Proverbs liven up your speech
Speaking freely in a presentation or a key note you will certainly know the language you are communicating in well. Though, especially in a professional environment, it may not be your mother tongue, it could be for example the country’s lingua franca or English. So you know the content of your speech but want to liven it up?
Of course there are many techniques how you can deliver a lively speech. What about using linguistic idioms? Idioms have several advantages, for example
- you can use them as a conclusion to point out the main point of the visual type of the language catches the audience,
- you create a feeling of familiarness if your audience knows the idiom.
Being a non native speaker, how will you find a suitable proverb? You will certainly know a suitable idiom of your mother tongue but usually translating it 1:1 into let’s say English an English / US-American audience won’t understand it. Translation tools like Google Translate come to their limits. You need an expression fitting to the particular context of a pthoroughroverb but not a translation word by word.
Using online dictionaries might be more helpful. Here are some examples I found online:
DE Man soll den Tag nicht vor dem Abend loben.
EN Don’t count your chickens before they hatch.
FR C’est au pied du mur qu’on voit le maçon.
EN The tree is known by its fruit.
ES Camarón que se duerme se lo lleva la corriente.
EN Devil take the hindmost.

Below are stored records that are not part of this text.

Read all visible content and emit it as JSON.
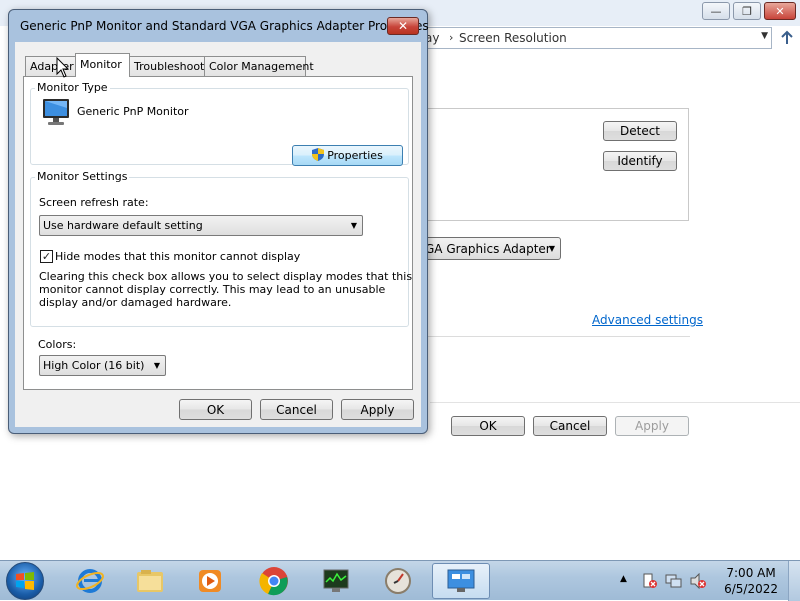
{
  "background_window": {
    "breadcrumb_prev": "ay",
    "breadcrumb_sep": "›",
    "breadcrumb_current": "Screen Resolution",
    "minimize_glyph": "—",
    "maximize_glyph": "❐",
    "close_glyph": "✕",
    "detect_label": "Detect",
    "identify_label": "Identify",
    "display_dropdown_value": "GA Graphics Adapter",
    "advanced_settings_link": "Advanced settings",
    "ok_label": "OK",
    "cancel_label": "Cancel",
    "apply_label": "Apply"
  },
  "dialog": {
    "title": "Generic PnP Monitor and Standard VGA Graphics Adapter Properties",
    "close_glyph": "✕",
    "tabs": [
      {
        "label": "Adapter"
      },
      {
        "label": "Monitor"
      },
      {
        "label": "Troubleshoot"
      },
      {
        "label": "Color Management"
      }
    ],
    "active_tab": "Monitor",
    "monitor_type": {
      "group_label": "Monitor Type",
      "monitor_name": "Generic PnP Monitor",
      "properties_button": "Properties"
    },
    "monitor_settings": {
      "group_label": "Monitor Settings",
      "refresh_label": "Screen refresh rate:",
      "refresh_value": "Use hardware default setting",
      "hide_modes_checked": true,
      "hide_modes_label": "Hide modes that this monitor cannot display",
      "warning_lines": [
        "Clearing this check box allows you to select display modes that this",
        "monitor cannot display correctly. This may lead to an unusable",
        "display and/or damaged hardware."
      ]
    },
    "colors": {
      "label": "Colors:",
      "value": "High Color (16 bit)"
    },
    "buttons": {
      "ok": "OK",
      "cancel": "Cancel",
      "apply": "Apply"
    }
  },
  "taskbar": {
    "pinned": [
      "ie-icon",
      "explorer-icon",
      "media-player-icon",
      "chrome-icon",
      "task-manager-icon",
      "clock-gadget-icon",
      "display-settings-icon"
    ],
    "active_item": "display-settings-icon",
    "tray_arrow": "▲",
    "time": "7:00 AM",
    "date": "6/5/2022"
  }
}
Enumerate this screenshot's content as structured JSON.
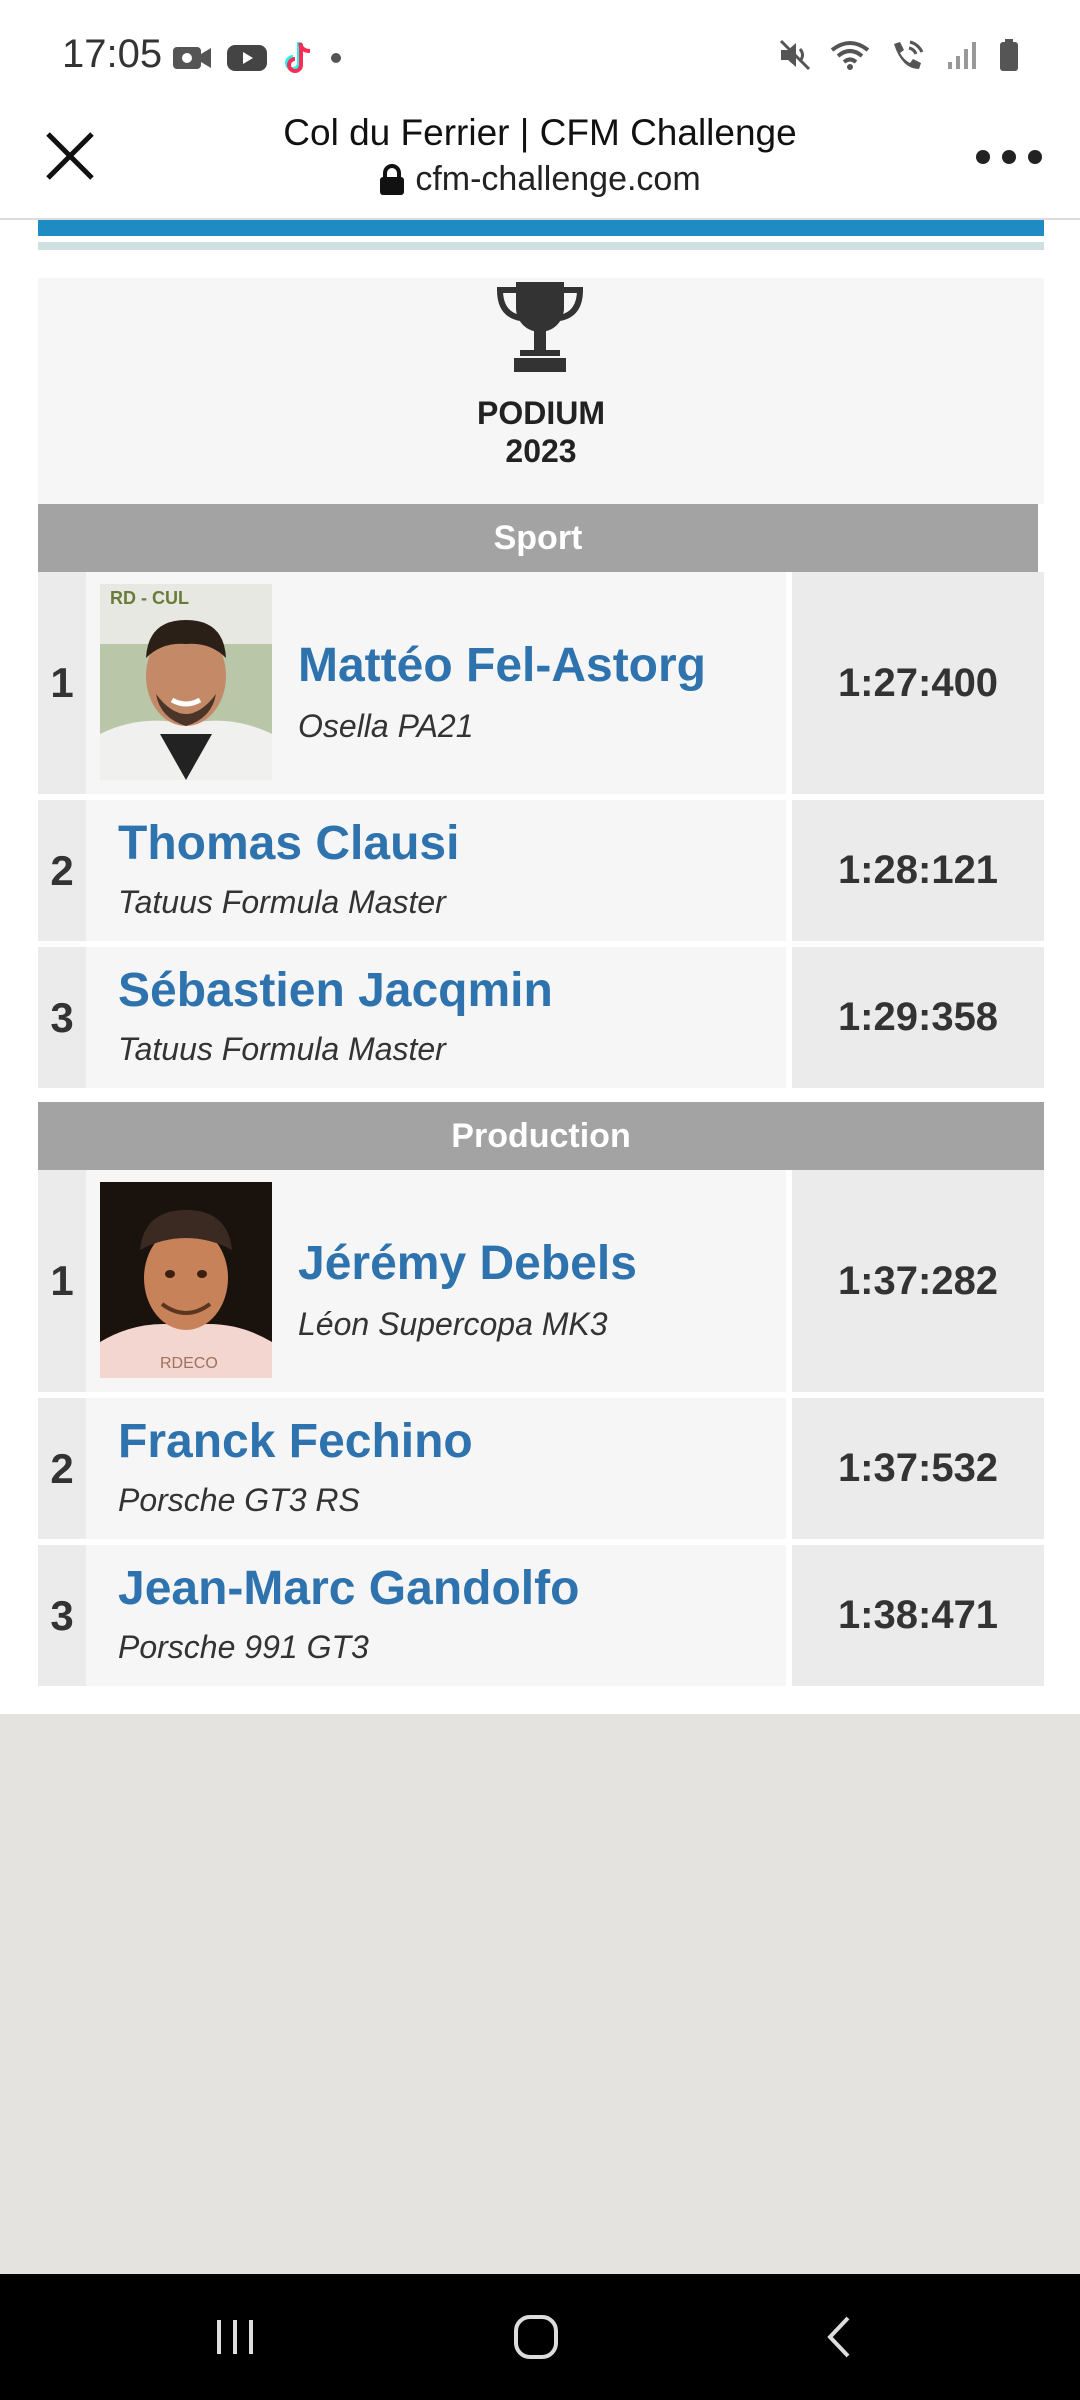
{
  "status_bar": {
    "time": "17:05",
    "left_icons": [
      "video-call-icon",
      "youtube-icon",
      "tiktok-icon",
      "dot-icon"
    ],
    "right_icons": [
      "mute-icon",
      "wifi-icon",
      "wifi-calling-icon",
      "signal-icon",
      "battery-icon"
    ]
  },
  "browser": {
    "title": "Col du Ferrier | CFM Challenge",
    "url": "cfm-challenge.com"
  },
  "podium": {
    "title_line1": "PODIUM",
    "title_line2": "2023"
  },
  "sections": [
    {
      "name": "Sport",
      "rows": [
        {
          "rank": "1",
          "driver": "Mattéo Fel-Astorg",
          "car": "Osella PA21",
          "time": "1:27:400",
          "has_photo": true
        },
        {
          "rank": "2",
          "driver": "Thomas Clausi",
          "car": "Tatuus Formula Master",
          "time": "1:28:121",
          "has_photo": false
        },
        {
          "rank": "3",
          "driver": "Sébastien Jacqmin",
          "car": "Tatuus Formula Master",
          "time": "1:29:358",
          "has_photo": false
        }
      ]
    },
    {
      "name": "Production",
      "rows": [
        {
          "rank": "1",
          "driver": "Jérémy Debels",
          "car": "Léon Supercopa MK3",
          "time": "1:37:282",
          "has_photo": true
        },
        {
          "rank": "2",
          "driver": "Franck Fechino",
          "car": "Porsche GT3 RS",
          "time": "1:37:532",
          "has_photo": false
        },
        {
          "rank": "3",
          "driver": "Jean-Marc Gandolfo",
          "car": "Porsche 991 GT3",
          "time": "1:38:471",
          "has_photo": false
        }
      ]
    }
  ],
  "colors": {
    "accent_blue": "#1e8bc3",
    "driver_name": "#2e73ad",
    "section_header": "#a3a3a3"
  }
}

Including proverbs into your next speech will make it even more lively! Furthermore doing so you show thorough understanding of the language itself.